Tags: Hatchery management | Whitepaper
11 September 2014,
Hatchability is commonly used to evaluate hatchery (and breeder flock) performance. Simply said, percentage hatchability = (number of chicks/number of hatching eggs) * 100. However, different interpretations of both the ‘number of chicks’ and ‘number of hatching eggs’, can cause confusion in hatchery performance accounting.
Consider the following example:
A batch of 100 hatching eggs produces 87 day-old-chicks (see table). Hatchability of eggs set is (87/100) * 100 = 87.0%. However if one of these 87 chicks is of second class quality, it is logical to base percentage hatchability on saleable chicks only: (86/100) * 100 = 86.0%
Evaluating true hatchery performance by calculating hatchability of fertile eggs (“hatch of fertile”) is widely accepted. This makes sense, because no skill, expertise or technology can hatch chicks from infertile eggs.
Returning to the example: eggs are candled before transfer and nine “clears” recognized and removed. It is not uncommon to calculate hatch of fertile based on the number of transferred eggs: (86/(100-9)) * 100 = 94.5 %.
It is unlikely that all nine clears are actually infertile – and performing an egg break-out on the clear eggs will establish true fertility. Suppose of those nine eggs, five are infertile and four show embryos that died during the first week of incubation. This brings real fertility to 95.0%. By this method, the correctly calculated hatch of fertile is not 94.5%, but (86/(100-5)) * 100 = 90.5%: a very significant difference of 4% - simply as a result of defining ‘fertile eggs’ differently.
The question is, on which calculation method is the generally accepted standard for good hatchery performance of 95% hatch of fertile based? When, incorrectly, clears determined by standard candling procedures are the basis for the calculation, it is easier to achieve this standard. However, mostly some of the clears are fertilized eggs that contain a dead embryo. A better definition for the result of this calculation is “hatch of transfer”.
“Hatch of transfer” also depends on accuracy of candling. Imagine in the above example, with precise candling, one additional “clear”, a mid term mortality, was revealed. Hatch of transfer then increases one percent to (86/(100-10) * 100 = 95.5%, although this does not actually mean that hatchery performance is better!
To achieve 95% “hatch of (true) fertile”, 90 saleable chicks should hatch from the 100 eggs set - and with five infertile eggs, only five hatching eggs may be lost due to early, mid or late embryonic mortality.
|Hatch of transfer = (saleable chicks/number of transferred eggs) x 100|
|Hatch of fertile = (saleable chicks/number of true fertile eggs) x 100|

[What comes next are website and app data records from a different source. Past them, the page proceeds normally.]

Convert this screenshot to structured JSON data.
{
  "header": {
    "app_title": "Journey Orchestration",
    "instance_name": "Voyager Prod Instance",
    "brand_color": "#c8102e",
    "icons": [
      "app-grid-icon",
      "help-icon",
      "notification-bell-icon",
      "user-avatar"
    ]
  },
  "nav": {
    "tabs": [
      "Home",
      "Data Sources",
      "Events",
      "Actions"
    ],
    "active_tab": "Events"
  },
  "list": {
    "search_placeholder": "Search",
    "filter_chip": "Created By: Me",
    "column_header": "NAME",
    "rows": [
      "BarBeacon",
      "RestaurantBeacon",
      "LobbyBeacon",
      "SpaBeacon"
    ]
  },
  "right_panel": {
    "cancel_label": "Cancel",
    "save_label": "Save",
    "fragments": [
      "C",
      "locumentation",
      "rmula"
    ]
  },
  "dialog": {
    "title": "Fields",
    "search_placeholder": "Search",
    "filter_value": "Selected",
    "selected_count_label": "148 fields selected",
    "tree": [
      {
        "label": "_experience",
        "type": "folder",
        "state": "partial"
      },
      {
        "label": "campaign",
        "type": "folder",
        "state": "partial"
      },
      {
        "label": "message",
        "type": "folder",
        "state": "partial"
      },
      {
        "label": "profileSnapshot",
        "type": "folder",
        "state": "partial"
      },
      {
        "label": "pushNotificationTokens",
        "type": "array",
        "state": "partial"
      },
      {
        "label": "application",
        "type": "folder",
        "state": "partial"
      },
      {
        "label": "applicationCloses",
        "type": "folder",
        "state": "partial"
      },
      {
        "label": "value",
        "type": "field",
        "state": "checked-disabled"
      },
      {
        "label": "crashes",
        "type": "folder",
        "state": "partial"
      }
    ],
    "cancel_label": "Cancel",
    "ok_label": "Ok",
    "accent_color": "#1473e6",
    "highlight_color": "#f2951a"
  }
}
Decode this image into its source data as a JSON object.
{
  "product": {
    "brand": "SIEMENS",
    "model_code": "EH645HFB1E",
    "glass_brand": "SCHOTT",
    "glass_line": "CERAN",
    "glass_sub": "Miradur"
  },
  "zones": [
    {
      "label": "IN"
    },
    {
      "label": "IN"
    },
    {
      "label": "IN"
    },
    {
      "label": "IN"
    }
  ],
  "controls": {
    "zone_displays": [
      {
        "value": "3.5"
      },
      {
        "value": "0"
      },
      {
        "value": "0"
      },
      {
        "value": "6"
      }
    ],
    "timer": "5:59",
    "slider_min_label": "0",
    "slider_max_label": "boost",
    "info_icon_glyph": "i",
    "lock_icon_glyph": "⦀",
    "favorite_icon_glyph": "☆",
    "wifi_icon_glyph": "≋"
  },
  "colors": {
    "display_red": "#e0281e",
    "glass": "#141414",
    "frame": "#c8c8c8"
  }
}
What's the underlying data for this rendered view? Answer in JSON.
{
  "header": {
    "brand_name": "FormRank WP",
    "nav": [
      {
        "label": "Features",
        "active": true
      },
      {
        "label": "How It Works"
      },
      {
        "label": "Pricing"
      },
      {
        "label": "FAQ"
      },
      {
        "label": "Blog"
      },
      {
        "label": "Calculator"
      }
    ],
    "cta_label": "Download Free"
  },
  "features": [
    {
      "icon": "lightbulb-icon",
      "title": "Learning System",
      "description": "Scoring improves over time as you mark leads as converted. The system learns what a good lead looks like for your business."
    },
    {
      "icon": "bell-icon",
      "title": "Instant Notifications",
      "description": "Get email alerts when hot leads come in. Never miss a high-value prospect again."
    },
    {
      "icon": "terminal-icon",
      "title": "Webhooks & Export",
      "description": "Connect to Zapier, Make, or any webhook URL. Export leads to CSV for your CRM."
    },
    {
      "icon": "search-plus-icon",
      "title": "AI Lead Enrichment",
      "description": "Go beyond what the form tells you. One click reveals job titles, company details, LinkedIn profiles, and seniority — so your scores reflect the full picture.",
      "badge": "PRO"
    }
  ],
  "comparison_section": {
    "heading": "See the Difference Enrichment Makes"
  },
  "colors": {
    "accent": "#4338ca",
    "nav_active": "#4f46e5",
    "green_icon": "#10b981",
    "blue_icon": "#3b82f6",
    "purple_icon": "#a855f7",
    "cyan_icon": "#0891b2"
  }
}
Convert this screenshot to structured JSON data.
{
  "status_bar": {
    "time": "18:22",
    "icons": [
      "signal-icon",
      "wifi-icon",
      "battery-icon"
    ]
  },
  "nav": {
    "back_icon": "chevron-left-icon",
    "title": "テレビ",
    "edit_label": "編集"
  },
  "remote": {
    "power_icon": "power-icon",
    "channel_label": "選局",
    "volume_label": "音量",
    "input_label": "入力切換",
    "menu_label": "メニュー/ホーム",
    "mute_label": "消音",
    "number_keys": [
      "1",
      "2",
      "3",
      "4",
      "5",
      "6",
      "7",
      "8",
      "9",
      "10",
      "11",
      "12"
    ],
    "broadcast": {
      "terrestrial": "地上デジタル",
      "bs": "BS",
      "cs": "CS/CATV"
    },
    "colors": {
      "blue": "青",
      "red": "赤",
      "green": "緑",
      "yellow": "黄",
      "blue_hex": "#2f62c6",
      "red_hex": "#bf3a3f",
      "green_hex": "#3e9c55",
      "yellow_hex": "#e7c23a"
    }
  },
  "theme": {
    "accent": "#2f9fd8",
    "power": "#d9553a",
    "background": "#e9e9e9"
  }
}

Calculating hatch of fertile in daily hatchery practice is challenging, and complicated by the need for correct procedures to accurately estimate true fertility. Just candling is not enough. Early dead embryos during the first days of incubation are incorrectly counted as infertile eggs – and candling equipment’s ability to recognize true infertile eggs depends on accurately calibrating sensors and software.
It is labour intensive to break out a representative number of hatching egg clears, ideally obtained during a 10 day candling procedure. However this does provide the most accurate representation of true fertility and patterns of embryo mortality.
|Eggs set||"Clears"||1st class chicks||2nd class chicks||Total chicks|
|Infertile||Early dead||Mid dead|